What is Myofascial Pain Syndrome?
Myofascial pain syndrome (MPS), also known as chronic myofascial pain (CMP), is a syndrome characterized by chronic pain caused by multiple trigger points and fascial constrictions. Characteristic features of a myofascial trigger point include: focal point tenderness, reproduction of pain upon trigger point palpation, hardening of the muscle upon trigger point palpation, pseudo-weakness of the involved muscle, referred pain, and limited range of motion following approximately 5 seconds of sustained trigger point pressure.
Myofascial pain syndrome (MPS)
When referencing Myofascial pain syndrome, it is referring to patients with persistent musculoskeletal pain issues. It is a painful condition originating from muscle and surrounding fascia. Patients typically report localized pain in a restricted area or referred pain of various patterns. Orofacial pain specialist who perform physical examinations of such patient typically discover trigger points (TrPs) on the involved muscles. MPS can be present in acute and chronic pain types. Acute MPS frequently resolves on its own or after simple treatments. However, patients with chronic MPS are usually worse in prognosis.
Chronic Myofascial Pain or (CMP)
Know as CMP for easy reference, Chronic Myofascial Pain is more serious as the name implies. It involves pain that is severe, or long lasting, and is associated with specific trigger points. CMP is more often found in people between the ages of 30 and 60 years. Recovery time also varies by a person severity level. Commonly, symptoms resolve after a few weeks. However, some patients who have progressed to chronic MPS find that it persists for 6 months or longer. Additionally, patients with chronic MPS have more widespread pain than the acute form.
Treatment for myofascial pain syndrome or CMP typically includes prescribed medications, trigger point injections, and or physical therapy. Conclusive evidence is still lacking that supports using one treatment plan over others. It is widely agreed that exercise is considered an essential component of any myofascial pain treatment program.
The following are commonly used:
- Therapy: one therapy, for example, is dry needling. This is when the doctor uses a thin needle into and around the trigger point.
- Stretching: Your treating physician or pain specialist may use this in tandem with other therapies, such as dry needling and ultrasound.
- Posture training: This is considered a behavior modification that adjusts and improved the patient’s daily habits.
- Massage: Some people report that passive rhythmic, active rhythmic, and trigger point pressure helps to release their pain.
- Heat: Hot compresses may be tried. Applying heat soothes constricted and throbbing muscles by dilating local blood vessels. Heat increases the blood flow to the painful area where applied.
- Ultrasound: A process of using sound waves to penetrate soft tissues to see if it gives the myofascial pain patient relief.
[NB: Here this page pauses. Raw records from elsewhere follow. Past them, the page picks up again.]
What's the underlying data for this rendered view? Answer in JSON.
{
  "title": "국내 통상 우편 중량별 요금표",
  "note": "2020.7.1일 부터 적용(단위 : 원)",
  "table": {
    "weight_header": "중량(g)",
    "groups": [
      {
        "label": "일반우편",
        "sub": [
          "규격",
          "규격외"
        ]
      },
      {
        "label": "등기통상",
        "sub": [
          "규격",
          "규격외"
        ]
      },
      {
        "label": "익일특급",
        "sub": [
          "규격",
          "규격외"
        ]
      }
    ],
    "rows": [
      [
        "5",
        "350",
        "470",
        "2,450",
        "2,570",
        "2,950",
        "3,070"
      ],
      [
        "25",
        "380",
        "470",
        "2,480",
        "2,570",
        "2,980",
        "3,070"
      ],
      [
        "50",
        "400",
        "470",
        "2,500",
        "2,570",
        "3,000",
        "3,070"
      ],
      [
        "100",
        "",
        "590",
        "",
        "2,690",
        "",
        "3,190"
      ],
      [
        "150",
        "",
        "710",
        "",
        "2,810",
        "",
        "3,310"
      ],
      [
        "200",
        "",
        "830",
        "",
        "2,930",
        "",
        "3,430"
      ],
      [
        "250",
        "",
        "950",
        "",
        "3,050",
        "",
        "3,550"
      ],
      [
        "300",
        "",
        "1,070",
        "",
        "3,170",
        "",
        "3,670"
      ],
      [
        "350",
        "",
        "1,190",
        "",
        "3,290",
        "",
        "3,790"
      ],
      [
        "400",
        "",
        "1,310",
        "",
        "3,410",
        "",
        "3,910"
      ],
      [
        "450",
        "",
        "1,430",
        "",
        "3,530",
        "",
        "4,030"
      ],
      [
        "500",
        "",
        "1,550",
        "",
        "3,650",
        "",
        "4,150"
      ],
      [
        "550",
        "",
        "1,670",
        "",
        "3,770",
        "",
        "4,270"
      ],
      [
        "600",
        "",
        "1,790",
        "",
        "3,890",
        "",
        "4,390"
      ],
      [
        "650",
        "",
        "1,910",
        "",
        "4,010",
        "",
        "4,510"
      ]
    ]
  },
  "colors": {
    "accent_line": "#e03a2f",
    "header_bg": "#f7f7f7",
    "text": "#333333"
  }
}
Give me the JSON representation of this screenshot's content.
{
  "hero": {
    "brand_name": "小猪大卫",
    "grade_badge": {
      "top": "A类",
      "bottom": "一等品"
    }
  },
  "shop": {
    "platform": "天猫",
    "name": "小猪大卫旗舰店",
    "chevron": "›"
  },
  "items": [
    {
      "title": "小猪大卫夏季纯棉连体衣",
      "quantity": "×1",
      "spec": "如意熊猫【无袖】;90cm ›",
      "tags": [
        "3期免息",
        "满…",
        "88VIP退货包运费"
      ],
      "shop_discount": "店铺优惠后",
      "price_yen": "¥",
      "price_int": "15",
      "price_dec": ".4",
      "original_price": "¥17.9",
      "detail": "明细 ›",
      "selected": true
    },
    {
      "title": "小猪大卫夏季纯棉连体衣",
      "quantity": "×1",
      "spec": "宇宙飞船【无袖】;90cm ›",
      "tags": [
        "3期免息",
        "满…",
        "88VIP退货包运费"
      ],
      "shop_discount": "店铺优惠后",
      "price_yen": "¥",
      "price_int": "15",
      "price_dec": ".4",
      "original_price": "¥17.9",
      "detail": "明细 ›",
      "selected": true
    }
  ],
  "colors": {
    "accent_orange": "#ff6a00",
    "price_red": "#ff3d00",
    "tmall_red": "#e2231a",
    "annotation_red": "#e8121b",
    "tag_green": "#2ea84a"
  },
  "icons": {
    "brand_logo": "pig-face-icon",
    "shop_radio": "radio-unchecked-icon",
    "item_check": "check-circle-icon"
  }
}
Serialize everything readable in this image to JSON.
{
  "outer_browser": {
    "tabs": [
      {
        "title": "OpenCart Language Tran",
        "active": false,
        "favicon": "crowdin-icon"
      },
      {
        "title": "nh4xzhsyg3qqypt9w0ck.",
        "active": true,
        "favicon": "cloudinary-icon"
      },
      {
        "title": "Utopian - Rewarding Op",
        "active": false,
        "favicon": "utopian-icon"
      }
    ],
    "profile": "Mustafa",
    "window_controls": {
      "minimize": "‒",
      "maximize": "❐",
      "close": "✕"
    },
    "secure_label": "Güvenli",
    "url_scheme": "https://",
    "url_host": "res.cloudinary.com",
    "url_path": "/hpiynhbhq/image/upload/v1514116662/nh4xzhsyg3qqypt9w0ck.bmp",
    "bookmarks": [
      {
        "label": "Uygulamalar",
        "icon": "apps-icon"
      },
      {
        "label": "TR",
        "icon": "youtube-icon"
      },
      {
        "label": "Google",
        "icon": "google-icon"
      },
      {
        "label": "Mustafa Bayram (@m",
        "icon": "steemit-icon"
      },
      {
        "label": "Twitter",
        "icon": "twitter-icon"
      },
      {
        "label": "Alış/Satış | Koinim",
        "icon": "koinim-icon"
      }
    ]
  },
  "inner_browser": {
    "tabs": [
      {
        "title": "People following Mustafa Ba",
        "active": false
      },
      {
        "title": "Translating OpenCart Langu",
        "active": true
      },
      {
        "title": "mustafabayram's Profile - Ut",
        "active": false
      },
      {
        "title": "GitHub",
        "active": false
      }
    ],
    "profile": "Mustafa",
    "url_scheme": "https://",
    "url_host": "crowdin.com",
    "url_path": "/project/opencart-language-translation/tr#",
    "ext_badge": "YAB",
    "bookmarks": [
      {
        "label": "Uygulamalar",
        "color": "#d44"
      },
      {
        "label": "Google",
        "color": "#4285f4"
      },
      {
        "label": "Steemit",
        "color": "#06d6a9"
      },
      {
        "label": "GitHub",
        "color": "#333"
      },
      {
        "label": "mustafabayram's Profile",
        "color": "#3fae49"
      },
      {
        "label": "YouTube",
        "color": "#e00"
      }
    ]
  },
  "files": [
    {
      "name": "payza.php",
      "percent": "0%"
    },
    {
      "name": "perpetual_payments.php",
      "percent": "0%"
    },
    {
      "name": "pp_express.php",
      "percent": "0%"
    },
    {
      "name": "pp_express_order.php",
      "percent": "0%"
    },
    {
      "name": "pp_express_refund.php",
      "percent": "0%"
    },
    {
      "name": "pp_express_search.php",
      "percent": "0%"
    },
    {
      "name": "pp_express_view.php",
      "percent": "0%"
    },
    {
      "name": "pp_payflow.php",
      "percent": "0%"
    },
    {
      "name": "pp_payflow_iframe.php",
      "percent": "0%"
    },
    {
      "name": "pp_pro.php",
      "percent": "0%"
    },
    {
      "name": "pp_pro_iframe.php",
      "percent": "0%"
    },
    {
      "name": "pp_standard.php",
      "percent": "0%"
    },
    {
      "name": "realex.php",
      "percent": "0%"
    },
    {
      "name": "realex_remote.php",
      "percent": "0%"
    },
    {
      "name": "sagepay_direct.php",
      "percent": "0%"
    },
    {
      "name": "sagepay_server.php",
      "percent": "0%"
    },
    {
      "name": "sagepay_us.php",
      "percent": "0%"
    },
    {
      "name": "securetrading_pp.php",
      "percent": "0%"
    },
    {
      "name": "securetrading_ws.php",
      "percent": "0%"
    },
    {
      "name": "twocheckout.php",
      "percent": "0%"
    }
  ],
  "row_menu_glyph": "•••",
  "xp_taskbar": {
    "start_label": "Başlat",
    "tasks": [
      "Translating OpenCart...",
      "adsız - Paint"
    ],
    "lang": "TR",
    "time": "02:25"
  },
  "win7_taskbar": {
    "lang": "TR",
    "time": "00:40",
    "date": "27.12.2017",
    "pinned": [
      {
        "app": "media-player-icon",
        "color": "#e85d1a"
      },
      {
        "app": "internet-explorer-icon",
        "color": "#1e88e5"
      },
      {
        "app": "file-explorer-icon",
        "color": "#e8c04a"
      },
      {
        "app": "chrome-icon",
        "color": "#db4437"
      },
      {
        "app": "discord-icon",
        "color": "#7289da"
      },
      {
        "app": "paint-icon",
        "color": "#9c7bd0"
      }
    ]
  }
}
- Another type of therapy called Cold laser, or low-level light therapy. This is when the trigger point is exposed to near-infrared light.
Many of the myofascial pain syndrome treatments are focused on myofascial pain trigger points.
A person can have myofascial pain along with another medical condition. Self-diagnosis is not advised. It is especially important to consult with a medical specialist who can diagnose the difference symptoms, and sort one medical condition from the other in order to apply the proper treatments for each condition.
what is Myofascial Neck Pain?
“Cervical myofascial pain syndrome is a condition in which the layer of connective tissue that surrounds your neck muscles (fascia) becomes tight or damaged. The result is often: Tight or achy neck muscles that may limit your range of motion”, according to the spine-health.com.
The Minnesota Pain and Neck Care Clinic provides myofascial release therapy, among other pain relief treatments. This therapy relies on gentle direct pressure and long stretching strokes on pre-identified trigger points. Our Minnesota physical therapy pain specialists measure progress by seeing if your range of motion and functionality increases. As well, we closely monitor what helps your pain decrease.